The senators letter asked Obama “to direct the Department of Defense to stop conducting such large-scale force-feedings and, where force-feeding is medically necessary to save a detainee’s life, to observe the protections required at U.S. Bureau of Prisons facilities. It is our understanding that the U.S. federal prison guidelines for force-feedings include several safeguards and oversight mechanisms that are not in place at Guantánamo Bay.”
A Defense official said Wednesday, there was currently no Pentagon consideration of changing Guantánamo’s hunger strike management strategy. “Until we are ordered to do so, there is no discussion on revisiting the policy,” said a Defense official who spoke on condition of anonymity because they are not authorized to discuss policy.
Last month, Feinstein challenged the policy in a letter to Secretary of Defense Chuck Hagel. “Hunger strikes are a long known form of non-violent protest aimed at bringing attention to a cause,” she said, “rather than an attempt at suicide.”
Wednesday’s letter from Durbin and Feinstein didn’t fault the troops at Guantánamo but U.S. policy that left captives in long-term legal limbo.
U.S. forces in Cuba “are doing an excellent job under difficult circumstances,” they wrote. But, “they are being asked to carry out an unsustainable policy of indefinite detention because Congress and the Executive Branch have failed to resolve this problem.”

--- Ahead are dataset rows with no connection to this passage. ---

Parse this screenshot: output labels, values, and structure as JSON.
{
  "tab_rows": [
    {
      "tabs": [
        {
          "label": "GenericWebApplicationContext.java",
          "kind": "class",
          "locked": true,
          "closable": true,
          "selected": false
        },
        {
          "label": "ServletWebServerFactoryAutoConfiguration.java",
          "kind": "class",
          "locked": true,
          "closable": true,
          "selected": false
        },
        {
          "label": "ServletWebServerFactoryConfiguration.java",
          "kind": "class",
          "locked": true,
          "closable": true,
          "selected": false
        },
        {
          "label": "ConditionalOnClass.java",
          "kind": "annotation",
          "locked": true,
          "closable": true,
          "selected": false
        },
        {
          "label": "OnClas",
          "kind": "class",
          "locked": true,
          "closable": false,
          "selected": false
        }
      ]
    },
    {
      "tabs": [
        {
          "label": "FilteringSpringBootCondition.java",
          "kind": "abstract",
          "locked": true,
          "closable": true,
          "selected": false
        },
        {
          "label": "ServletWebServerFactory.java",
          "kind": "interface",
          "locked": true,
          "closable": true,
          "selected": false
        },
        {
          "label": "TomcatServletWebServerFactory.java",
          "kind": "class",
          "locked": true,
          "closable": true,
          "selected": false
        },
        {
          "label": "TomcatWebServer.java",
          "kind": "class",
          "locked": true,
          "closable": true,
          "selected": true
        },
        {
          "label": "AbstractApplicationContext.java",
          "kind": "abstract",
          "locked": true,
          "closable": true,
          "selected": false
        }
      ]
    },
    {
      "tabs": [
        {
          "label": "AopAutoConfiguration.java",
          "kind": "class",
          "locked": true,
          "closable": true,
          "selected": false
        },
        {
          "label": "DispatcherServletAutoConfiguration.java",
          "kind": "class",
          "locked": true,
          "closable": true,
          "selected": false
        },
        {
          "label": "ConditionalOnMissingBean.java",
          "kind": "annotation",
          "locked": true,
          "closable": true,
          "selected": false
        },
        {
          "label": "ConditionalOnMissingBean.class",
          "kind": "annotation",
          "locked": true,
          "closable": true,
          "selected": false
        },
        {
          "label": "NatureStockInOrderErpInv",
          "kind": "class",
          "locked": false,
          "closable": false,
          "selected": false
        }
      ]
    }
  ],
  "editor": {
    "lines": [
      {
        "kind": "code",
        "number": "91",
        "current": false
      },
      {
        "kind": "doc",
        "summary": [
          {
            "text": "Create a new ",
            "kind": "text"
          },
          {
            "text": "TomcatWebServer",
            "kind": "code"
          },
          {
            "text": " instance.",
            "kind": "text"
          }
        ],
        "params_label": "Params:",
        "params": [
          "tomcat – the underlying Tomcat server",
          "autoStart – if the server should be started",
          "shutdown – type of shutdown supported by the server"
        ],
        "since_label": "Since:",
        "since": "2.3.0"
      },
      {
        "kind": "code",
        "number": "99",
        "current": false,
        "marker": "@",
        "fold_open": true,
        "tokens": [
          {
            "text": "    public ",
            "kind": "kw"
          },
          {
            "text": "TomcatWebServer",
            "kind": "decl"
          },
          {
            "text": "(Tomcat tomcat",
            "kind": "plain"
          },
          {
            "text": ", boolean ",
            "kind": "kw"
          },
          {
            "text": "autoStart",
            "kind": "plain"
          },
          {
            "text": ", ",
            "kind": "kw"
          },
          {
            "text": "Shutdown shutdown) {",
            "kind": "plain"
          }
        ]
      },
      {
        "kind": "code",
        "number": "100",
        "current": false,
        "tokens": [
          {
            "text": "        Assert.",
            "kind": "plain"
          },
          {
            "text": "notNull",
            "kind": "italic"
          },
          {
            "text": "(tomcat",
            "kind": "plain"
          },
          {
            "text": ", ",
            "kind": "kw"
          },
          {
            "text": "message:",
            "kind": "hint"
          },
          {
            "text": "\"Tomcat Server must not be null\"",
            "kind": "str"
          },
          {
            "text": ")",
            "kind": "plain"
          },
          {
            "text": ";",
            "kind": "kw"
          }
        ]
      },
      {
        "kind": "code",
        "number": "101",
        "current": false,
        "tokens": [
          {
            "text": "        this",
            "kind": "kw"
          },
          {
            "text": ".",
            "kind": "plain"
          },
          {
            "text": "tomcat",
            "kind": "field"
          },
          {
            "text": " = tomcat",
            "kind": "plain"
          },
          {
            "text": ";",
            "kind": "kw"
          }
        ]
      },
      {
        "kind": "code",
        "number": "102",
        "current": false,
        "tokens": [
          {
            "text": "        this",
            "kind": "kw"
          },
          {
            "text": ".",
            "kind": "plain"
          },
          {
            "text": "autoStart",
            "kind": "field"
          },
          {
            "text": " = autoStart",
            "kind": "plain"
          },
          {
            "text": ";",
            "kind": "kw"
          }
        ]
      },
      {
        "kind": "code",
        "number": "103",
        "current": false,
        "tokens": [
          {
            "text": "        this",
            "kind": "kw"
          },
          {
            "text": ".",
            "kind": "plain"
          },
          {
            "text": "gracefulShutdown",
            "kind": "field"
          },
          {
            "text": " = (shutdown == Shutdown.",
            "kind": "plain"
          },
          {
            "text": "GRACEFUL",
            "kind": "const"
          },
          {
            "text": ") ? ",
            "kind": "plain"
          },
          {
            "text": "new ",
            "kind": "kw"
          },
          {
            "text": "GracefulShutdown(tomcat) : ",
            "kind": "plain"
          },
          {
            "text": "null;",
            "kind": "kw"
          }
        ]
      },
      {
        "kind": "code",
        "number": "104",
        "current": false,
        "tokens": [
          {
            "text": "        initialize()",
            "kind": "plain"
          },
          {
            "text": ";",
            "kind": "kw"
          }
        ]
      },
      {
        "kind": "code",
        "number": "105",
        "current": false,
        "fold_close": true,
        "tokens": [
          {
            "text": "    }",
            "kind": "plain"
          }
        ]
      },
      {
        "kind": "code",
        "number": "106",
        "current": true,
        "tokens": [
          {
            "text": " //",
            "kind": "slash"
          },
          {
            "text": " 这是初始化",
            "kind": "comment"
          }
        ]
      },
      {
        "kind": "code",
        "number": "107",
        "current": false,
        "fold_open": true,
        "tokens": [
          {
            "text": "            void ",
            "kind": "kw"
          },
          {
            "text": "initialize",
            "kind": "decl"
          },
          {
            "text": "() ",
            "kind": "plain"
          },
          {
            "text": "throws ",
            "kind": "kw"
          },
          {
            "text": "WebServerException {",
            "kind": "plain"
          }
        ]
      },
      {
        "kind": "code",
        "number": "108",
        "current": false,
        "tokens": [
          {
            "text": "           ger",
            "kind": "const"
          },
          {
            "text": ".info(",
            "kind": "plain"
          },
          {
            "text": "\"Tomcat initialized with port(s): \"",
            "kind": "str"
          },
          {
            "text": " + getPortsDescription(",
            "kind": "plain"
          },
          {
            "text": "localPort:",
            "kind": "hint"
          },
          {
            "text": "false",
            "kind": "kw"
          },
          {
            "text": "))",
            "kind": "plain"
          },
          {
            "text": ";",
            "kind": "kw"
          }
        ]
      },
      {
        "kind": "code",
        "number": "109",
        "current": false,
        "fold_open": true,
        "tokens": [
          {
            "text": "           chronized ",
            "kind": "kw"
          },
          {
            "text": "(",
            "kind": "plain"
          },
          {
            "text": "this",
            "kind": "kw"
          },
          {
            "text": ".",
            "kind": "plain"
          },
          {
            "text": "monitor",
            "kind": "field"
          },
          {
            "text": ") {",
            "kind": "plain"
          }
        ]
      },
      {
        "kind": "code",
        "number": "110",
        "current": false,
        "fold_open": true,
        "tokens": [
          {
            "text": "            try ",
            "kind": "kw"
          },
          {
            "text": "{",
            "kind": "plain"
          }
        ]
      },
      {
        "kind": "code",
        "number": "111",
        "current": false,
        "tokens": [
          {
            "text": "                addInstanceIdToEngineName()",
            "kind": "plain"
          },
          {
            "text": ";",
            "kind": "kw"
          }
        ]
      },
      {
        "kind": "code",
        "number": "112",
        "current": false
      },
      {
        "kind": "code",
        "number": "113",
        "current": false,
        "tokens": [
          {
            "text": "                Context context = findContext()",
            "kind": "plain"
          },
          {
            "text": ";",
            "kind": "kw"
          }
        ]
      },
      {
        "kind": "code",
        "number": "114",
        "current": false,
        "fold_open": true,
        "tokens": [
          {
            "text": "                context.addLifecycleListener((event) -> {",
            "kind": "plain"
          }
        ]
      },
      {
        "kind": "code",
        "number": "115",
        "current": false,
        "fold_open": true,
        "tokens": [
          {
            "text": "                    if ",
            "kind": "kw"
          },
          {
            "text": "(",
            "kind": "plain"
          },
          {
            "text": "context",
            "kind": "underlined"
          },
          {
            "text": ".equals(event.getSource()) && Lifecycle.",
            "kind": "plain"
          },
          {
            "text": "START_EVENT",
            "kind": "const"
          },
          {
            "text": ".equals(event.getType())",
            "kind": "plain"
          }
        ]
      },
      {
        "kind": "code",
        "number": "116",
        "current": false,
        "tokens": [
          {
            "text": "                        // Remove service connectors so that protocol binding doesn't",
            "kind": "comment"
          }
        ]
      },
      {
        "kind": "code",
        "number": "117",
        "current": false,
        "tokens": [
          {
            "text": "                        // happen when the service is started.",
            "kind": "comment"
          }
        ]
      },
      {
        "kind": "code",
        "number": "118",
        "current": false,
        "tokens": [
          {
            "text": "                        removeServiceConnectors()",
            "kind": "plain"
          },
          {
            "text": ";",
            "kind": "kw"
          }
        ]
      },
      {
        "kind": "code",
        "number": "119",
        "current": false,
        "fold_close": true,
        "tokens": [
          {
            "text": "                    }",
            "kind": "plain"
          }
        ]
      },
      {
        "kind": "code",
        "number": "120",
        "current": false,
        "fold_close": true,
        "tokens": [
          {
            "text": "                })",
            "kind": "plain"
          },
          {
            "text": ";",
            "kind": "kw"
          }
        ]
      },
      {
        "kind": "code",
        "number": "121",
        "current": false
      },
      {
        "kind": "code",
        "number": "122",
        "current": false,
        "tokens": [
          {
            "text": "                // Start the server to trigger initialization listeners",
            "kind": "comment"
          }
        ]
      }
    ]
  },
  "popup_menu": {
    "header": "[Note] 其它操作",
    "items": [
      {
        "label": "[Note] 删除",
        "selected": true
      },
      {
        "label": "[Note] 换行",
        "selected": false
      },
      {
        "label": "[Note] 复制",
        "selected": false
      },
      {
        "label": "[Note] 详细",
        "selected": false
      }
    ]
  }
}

At the prison, Army Lt. Col. Samuel House, a spokesman, said the combined guard and medical force had managed to carry out all forced feedings overnight after sunset and before dawn because it’s Ramadan, when Muslims shun food and drink during daylight hours for a month of prayer and reflection.